At the next stage – the children then learnt how to, momentarily, become spooks: “By teaching children Python, we could enable them to hack into these toys and turn them into covert listening and recording devices,” said Alan.
Then the youngsters were asked to think of the worst-case scenario – if someone could hack into such a toy, then it could be possible for it to chat with, say, another smart voice enabled device. If that device was already set up for home shopping – then potentially the hacker could go on a spending spree.
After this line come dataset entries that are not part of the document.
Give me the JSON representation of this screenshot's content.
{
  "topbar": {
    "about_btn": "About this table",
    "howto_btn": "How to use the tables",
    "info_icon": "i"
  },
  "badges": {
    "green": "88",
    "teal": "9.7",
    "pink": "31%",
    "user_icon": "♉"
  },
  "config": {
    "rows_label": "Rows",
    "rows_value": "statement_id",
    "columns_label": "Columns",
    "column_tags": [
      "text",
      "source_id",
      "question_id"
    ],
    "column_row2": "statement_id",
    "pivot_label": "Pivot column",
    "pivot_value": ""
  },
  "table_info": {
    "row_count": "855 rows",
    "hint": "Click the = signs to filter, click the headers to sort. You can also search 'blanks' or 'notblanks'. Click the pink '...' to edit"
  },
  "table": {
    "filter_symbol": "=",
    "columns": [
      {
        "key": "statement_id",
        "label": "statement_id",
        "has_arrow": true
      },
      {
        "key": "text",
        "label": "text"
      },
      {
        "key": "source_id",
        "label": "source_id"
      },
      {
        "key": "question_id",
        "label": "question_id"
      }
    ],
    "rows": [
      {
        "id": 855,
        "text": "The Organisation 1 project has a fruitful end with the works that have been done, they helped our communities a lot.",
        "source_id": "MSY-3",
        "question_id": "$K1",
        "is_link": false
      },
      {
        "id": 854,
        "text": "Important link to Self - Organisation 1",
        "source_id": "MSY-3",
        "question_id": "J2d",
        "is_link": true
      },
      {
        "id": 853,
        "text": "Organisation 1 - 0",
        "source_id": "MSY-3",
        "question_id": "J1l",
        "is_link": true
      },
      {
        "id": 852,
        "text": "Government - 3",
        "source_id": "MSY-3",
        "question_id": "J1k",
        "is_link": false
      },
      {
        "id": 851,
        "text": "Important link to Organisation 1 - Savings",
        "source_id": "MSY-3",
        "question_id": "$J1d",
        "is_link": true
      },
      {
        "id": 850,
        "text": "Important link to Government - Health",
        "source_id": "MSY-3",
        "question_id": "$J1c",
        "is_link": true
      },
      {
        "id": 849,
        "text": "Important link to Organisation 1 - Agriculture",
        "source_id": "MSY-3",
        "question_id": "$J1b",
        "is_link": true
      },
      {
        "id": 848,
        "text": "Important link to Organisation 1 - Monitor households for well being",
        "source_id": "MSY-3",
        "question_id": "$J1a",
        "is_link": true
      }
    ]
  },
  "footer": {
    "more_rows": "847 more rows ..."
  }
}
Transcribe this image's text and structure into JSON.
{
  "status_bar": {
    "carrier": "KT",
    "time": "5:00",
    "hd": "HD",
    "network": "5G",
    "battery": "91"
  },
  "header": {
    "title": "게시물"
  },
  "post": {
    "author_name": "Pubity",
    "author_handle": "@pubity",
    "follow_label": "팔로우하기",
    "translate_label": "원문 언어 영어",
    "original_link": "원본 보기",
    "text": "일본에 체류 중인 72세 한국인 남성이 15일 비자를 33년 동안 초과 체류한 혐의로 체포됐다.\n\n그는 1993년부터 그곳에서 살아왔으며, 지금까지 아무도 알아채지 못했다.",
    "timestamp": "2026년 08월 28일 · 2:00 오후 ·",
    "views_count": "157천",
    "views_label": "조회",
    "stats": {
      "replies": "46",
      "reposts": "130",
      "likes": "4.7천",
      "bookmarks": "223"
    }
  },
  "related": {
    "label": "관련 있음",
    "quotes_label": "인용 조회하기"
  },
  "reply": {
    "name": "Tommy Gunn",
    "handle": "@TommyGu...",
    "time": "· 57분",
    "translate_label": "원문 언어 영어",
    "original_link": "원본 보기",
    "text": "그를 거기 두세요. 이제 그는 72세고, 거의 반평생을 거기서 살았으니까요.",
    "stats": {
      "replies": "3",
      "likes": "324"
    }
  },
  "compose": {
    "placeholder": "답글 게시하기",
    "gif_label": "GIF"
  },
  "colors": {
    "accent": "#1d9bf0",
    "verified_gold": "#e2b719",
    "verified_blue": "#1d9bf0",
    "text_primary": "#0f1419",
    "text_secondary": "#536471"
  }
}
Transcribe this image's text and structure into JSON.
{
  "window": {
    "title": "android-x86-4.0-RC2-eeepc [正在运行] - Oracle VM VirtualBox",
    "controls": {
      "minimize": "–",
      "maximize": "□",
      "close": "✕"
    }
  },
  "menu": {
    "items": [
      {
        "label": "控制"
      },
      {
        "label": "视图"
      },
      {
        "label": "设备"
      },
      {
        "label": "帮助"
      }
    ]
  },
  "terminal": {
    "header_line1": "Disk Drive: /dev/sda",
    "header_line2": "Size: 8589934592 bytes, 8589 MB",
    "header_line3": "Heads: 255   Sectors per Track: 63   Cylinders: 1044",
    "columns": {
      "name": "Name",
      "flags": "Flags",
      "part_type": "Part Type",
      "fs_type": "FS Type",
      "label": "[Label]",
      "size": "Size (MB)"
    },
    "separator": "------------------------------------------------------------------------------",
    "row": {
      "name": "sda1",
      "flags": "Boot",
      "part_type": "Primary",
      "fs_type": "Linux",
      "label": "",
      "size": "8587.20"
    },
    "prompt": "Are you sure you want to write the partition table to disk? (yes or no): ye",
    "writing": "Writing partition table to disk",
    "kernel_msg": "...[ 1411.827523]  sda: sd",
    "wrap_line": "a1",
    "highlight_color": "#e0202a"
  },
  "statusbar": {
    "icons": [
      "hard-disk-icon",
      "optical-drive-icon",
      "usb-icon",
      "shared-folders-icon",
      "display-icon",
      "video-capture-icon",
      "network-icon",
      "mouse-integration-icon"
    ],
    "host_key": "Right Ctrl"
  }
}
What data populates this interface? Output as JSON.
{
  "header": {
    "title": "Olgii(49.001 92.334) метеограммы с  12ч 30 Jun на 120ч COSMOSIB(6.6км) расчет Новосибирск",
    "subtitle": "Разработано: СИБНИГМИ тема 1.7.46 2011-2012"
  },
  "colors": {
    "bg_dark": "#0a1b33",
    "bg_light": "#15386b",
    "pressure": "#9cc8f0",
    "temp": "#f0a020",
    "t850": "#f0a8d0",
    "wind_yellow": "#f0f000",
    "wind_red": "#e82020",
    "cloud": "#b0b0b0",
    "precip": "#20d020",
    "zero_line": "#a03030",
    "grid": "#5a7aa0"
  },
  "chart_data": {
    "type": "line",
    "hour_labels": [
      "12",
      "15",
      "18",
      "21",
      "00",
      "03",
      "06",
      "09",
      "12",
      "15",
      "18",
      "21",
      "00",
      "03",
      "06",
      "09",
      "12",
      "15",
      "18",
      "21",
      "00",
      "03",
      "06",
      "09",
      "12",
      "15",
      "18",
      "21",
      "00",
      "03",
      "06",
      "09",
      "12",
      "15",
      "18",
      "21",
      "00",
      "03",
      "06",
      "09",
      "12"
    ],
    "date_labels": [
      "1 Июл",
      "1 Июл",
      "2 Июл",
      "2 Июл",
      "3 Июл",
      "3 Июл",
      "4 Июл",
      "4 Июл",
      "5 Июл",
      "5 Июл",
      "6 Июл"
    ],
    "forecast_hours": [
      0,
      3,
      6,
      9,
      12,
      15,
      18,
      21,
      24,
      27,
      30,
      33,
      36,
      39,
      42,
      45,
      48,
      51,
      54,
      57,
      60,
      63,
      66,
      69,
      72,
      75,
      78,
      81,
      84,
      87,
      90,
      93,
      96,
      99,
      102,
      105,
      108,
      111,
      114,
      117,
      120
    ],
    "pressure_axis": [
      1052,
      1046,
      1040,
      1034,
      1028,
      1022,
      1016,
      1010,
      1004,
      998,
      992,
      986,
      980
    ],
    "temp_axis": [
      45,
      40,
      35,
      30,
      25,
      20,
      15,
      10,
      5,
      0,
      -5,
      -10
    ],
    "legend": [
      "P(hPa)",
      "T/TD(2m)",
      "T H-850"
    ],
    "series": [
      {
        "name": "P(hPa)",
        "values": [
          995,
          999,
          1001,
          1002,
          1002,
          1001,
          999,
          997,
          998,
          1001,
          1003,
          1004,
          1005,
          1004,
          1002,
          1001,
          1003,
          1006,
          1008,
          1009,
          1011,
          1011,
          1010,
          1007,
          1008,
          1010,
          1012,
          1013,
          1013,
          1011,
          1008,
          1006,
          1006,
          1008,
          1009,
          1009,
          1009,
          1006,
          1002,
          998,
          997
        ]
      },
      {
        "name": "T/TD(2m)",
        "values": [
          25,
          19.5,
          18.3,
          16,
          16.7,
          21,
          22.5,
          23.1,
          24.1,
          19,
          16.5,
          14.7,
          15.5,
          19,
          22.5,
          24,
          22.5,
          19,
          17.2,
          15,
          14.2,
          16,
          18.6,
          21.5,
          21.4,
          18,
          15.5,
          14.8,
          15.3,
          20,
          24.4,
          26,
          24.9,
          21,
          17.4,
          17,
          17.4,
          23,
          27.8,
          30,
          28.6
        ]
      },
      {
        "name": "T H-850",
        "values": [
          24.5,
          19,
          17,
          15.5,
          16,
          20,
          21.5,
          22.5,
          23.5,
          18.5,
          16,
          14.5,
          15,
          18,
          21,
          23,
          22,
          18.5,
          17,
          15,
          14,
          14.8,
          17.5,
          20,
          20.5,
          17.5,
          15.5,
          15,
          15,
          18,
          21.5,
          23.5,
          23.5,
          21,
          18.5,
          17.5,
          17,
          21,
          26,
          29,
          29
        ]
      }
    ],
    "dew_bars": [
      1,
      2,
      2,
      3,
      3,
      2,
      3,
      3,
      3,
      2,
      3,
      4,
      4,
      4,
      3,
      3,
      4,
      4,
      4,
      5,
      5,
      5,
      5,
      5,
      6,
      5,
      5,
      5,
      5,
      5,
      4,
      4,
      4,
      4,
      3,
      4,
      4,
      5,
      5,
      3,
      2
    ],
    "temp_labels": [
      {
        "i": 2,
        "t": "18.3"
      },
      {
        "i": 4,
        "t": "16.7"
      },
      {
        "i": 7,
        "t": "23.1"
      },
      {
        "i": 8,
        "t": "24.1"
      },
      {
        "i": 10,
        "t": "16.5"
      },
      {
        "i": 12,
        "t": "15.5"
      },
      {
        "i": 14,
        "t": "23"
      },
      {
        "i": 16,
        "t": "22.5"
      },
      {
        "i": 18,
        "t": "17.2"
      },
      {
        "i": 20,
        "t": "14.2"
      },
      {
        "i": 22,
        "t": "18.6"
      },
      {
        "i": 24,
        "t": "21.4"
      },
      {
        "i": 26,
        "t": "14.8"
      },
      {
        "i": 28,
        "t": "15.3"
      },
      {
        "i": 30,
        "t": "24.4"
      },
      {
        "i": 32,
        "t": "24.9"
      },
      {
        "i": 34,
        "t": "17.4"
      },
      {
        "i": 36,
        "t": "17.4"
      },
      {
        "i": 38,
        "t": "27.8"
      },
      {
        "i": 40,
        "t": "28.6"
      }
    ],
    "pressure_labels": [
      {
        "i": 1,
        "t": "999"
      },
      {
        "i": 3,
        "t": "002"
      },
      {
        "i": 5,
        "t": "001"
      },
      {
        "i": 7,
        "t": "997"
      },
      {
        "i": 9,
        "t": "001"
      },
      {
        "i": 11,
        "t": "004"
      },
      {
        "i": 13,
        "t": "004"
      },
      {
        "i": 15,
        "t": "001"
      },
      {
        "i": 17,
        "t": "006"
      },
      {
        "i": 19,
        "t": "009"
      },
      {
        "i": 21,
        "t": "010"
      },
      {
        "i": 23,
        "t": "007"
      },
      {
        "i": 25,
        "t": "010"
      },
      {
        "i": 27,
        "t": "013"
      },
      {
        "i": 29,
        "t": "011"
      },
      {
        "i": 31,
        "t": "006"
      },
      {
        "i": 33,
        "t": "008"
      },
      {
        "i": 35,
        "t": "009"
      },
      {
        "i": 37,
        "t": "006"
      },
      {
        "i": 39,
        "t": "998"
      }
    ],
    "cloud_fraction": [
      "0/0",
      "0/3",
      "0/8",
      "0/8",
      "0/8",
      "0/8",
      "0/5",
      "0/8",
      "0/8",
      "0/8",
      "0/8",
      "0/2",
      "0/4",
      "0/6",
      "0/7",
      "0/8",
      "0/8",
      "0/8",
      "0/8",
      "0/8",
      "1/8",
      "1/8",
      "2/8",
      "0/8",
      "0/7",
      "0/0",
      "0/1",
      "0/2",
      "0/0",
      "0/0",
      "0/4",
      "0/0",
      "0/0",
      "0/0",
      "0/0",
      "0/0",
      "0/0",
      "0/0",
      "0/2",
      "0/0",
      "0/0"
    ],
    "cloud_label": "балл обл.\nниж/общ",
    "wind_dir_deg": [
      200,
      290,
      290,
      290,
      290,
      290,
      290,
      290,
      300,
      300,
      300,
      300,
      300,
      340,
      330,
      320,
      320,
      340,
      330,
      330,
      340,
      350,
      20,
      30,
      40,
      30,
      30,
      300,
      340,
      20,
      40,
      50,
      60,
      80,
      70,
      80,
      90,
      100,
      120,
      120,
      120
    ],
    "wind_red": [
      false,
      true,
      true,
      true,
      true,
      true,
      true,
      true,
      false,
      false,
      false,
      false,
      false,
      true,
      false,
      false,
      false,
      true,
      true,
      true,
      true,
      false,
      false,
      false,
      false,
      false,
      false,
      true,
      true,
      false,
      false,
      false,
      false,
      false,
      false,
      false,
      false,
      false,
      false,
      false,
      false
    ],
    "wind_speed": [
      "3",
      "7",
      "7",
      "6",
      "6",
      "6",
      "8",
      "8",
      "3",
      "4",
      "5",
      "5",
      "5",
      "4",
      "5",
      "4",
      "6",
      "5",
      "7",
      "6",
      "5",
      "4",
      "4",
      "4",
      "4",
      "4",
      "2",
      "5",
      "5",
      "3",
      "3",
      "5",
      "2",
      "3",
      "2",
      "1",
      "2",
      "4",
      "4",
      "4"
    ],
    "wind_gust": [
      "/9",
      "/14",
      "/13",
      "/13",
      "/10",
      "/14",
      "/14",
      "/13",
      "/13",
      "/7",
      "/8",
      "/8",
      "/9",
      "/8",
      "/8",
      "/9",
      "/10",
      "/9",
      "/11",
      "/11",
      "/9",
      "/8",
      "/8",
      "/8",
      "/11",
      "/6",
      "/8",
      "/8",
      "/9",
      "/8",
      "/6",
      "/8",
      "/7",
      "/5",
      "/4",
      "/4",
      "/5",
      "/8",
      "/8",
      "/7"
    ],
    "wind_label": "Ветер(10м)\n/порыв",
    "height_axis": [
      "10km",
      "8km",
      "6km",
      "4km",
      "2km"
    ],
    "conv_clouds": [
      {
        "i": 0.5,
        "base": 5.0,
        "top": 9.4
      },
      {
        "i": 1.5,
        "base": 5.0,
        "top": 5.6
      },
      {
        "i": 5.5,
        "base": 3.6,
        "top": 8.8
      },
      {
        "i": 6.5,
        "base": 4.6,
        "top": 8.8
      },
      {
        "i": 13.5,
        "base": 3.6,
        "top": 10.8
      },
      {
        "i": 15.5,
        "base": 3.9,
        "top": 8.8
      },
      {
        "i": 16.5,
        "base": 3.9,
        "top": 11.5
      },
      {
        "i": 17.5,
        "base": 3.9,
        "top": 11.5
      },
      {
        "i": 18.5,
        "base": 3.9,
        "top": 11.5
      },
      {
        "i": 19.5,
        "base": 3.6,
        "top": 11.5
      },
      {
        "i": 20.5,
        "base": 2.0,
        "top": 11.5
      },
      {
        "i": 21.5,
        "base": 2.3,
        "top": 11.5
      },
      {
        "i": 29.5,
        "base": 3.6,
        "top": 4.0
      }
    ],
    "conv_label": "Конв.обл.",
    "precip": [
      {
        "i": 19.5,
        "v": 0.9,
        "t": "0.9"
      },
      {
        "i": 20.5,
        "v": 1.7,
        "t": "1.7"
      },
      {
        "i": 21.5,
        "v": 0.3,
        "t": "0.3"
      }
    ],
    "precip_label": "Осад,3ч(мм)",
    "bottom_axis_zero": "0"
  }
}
I love this approach. Allowing the students to get into the mindset of the hacker opens up all kinds of new possibilities. When they see things from new perspectives, they learn to think in new and interesting ways. And in this case, they learn what they need to protect themselves against in a way I don’t think can be grasped fully without that perspective.